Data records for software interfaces
....

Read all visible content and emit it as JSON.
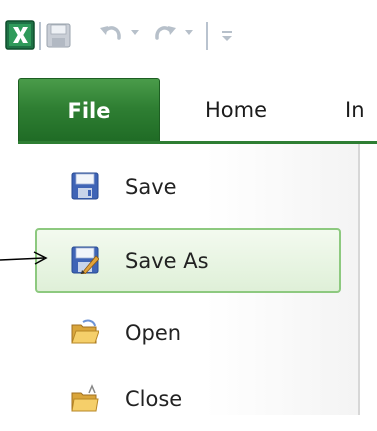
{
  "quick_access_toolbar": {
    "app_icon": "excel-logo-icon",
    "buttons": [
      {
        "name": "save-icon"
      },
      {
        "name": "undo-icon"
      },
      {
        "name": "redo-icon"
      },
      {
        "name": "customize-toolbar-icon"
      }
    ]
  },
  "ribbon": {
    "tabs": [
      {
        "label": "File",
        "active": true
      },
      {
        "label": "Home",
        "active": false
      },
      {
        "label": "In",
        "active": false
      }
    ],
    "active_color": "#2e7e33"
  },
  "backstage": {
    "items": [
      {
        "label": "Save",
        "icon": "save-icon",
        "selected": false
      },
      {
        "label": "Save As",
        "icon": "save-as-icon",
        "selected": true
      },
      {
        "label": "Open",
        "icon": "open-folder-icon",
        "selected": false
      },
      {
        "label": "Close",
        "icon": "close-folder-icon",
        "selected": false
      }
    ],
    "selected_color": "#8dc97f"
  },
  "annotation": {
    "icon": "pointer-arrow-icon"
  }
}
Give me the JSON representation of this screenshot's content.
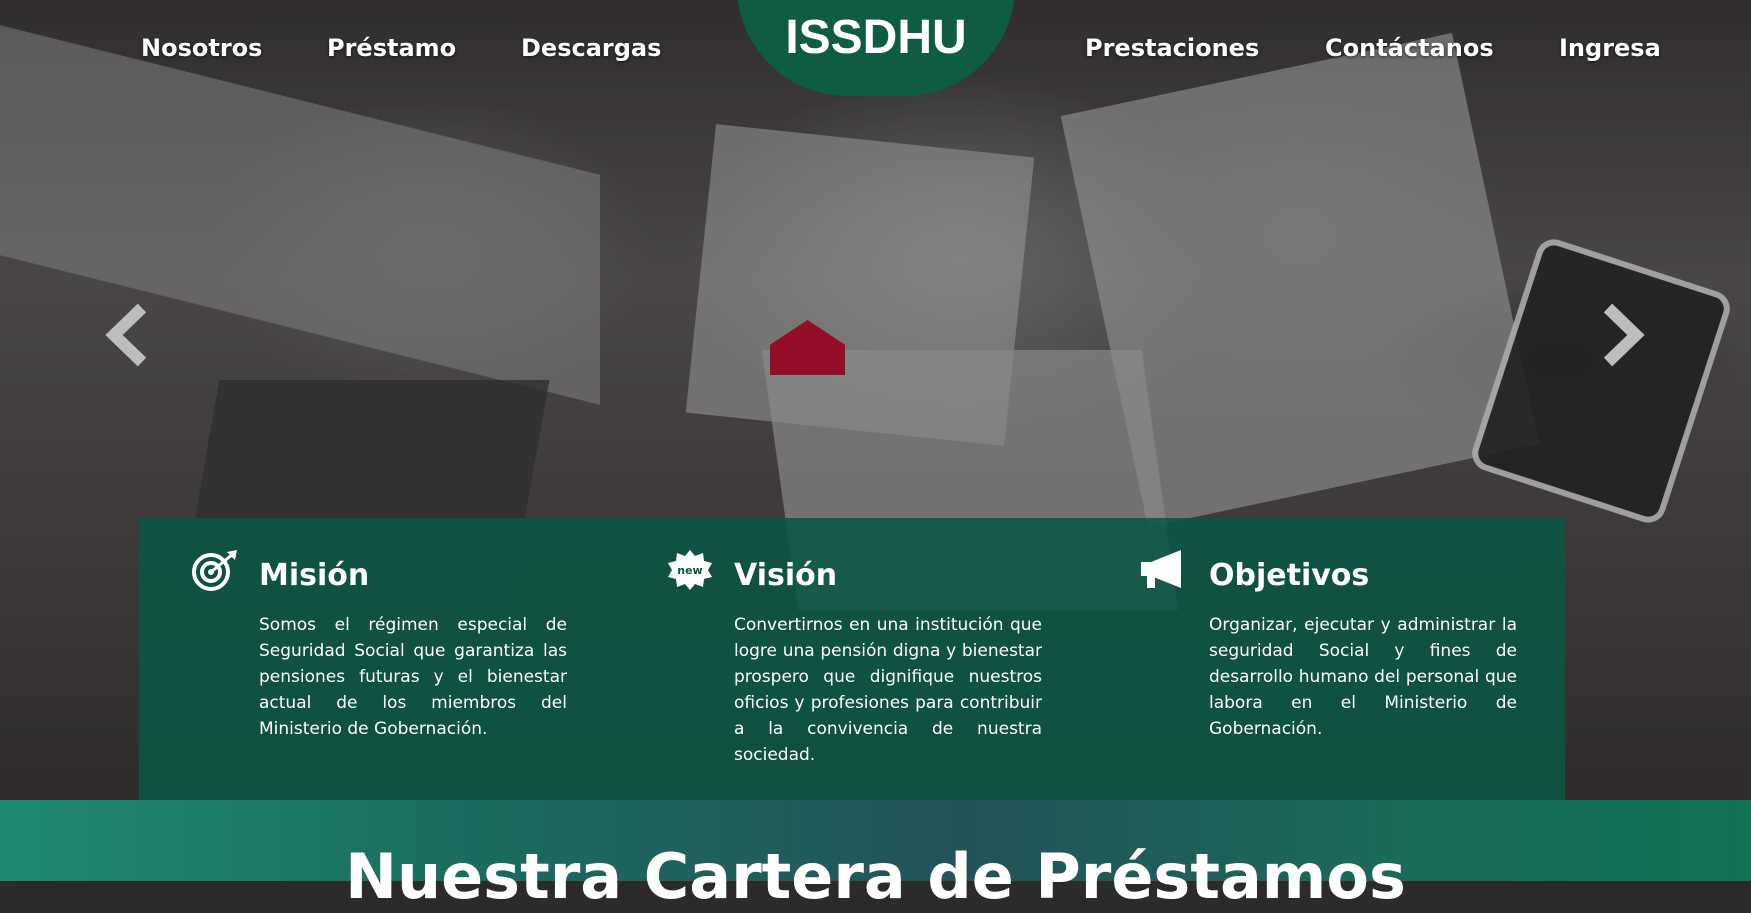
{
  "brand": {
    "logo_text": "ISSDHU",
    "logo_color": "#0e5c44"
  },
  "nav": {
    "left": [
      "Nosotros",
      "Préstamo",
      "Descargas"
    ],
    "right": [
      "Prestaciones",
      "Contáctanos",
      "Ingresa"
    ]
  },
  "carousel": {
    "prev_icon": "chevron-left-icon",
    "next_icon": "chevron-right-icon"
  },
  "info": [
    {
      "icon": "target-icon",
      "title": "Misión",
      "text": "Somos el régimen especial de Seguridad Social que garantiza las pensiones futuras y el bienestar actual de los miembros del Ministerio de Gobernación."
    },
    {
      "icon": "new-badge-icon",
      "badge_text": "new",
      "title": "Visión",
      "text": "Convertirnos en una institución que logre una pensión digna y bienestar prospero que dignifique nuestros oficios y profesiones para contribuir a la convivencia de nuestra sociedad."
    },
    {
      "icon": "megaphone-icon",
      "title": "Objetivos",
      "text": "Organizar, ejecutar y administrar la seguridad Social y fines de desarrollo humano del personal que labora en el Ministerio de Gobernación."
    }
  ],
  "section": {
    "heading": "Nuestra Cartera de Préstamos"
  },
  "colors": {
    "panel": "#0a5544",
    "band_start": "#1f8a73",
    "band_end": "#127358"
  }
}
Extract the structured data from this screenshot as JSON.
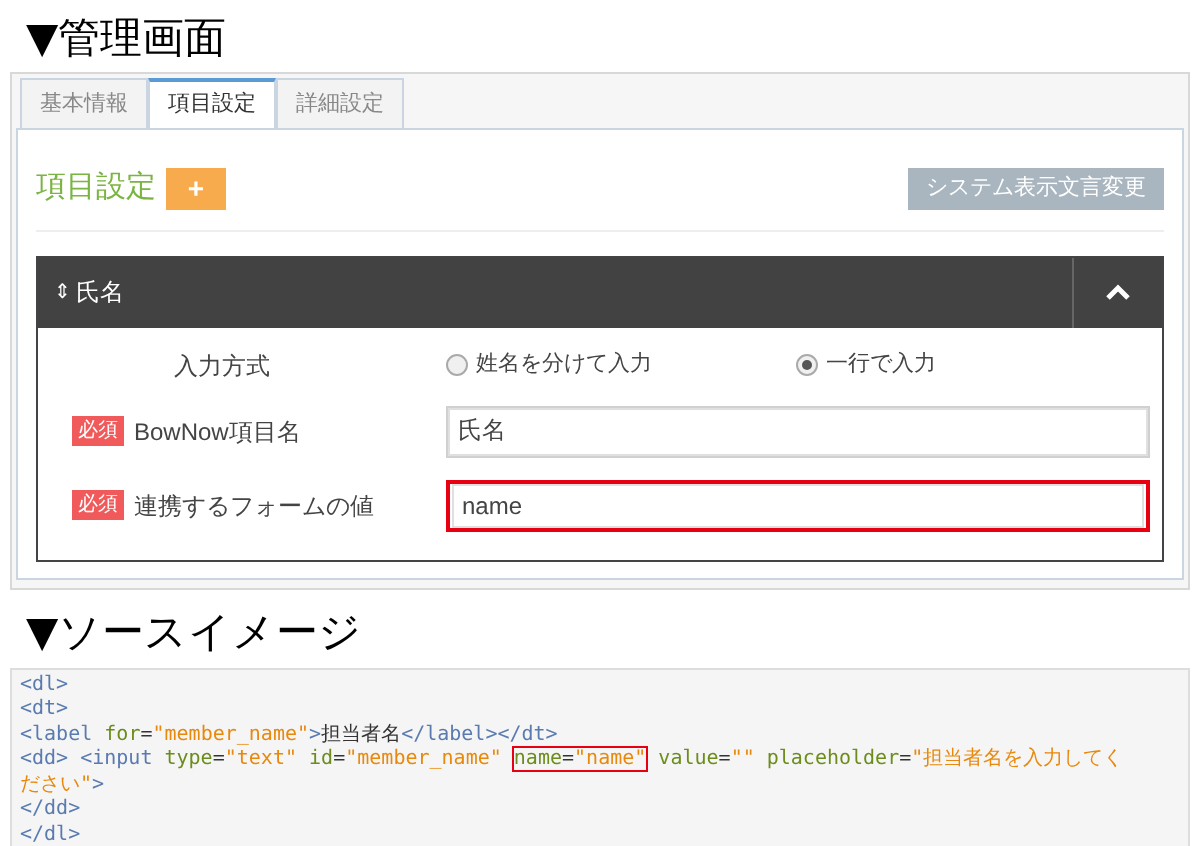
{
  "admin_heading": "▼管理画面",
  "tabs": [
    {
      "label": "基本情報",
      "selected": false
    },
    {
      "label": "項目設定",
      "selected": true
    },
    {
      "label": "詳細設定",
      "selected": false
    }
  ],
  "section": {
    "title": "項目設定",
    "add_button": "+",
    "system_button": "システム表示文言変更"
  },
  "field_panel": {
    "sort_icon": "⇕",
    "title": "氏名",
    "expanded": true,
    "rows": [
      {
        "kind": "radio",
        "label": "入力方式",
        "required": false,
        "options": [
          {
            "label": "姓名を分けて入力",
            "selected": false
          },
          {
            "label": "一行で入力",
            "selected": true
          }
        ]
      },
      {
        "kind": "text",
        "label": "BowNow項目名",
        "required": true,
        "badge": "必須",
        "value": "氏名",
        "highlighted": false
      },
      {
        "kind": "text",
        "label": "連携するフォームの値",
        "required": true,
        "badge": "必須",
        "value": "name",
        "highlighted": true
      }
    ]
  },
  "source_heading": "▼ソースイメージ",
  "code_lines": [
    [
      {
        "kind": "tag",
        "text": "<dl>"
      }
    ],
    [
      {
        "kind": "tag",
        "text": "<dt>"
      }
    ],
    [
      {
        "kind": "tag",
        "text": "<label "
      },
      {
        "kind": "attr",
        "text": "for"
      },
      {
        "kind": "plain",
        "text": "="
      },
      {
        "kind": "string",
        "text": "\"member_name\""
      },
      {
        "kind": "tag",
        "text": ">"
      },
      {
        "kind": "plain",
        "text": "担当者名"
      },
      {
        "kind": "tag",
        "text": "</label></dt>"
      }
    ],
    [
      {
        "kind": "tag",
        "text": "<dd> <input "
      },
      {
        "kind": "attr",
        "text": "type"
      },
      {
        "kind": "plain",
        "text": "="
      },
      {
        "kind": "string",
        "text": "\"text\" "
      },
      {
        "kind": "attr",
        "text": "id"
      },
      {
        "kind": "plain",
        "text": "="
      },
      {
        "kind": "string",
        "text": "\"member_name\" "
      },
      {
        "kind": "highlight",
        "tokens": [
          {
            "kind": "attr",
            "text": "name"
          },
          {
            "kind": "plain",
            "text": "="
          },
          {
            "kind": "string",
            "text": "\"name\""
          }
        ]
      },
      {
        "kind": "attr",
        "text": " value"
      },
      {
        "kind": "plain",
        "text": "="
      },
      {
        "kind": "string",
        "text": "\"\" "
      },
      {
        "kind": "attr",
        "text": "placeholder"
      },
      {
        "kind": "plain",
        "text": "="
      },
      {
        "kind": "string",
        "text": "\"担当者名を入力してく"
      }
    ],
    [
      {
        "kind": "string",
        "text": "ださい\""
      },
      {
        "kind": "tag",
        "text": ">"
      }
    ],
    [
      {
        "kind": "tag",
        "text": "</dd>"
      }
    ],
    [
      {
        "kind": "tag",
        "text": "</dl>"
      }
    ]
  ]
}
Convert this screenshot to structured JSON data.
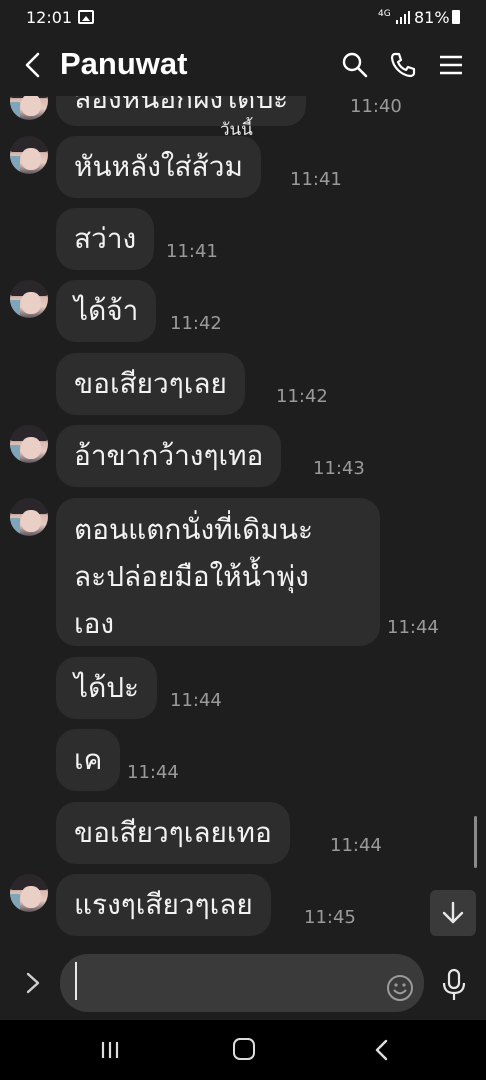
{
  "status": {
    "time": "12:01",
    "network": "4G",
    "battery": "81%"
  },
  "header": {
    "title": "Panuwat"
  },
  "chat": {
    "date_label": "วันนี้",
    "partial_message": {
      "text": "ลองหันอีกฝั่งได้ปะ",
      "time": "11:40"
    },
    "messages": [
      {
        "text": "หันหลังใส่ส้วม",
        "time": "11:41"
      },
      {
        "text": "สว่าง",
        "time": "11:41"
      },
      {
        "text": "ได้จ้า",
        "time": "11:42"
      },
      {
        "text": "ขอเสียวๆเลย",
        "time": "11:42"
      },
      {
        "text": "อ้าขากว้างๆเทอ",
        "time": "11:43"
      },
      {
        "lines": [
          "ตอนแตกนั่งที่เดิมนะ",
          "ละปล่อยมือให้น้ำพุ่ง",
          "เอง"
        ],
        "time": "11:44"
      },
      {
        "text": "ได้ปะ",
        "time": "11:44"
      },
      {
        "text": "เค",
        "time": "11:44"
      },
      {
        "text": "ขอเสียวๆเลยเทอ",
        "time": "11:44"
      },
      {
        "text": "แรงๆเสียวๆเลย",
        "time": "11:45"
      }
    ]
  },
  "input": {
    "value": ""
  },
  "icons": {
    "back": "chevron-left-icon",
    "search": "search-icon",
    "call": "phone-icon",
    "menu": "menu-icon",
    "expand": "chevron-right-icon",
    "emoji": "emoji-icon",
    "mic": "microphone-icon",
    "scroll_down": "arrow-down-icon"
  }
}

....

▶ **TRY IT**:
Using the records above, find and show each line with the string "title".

▶ **TASK SOLUTION**:
      "title": "Misión",
      "title": "Visión",
      "title": "Objetivos",
    "title": "項目設定",
    "title": "氏名",
    "title": "Panuwat"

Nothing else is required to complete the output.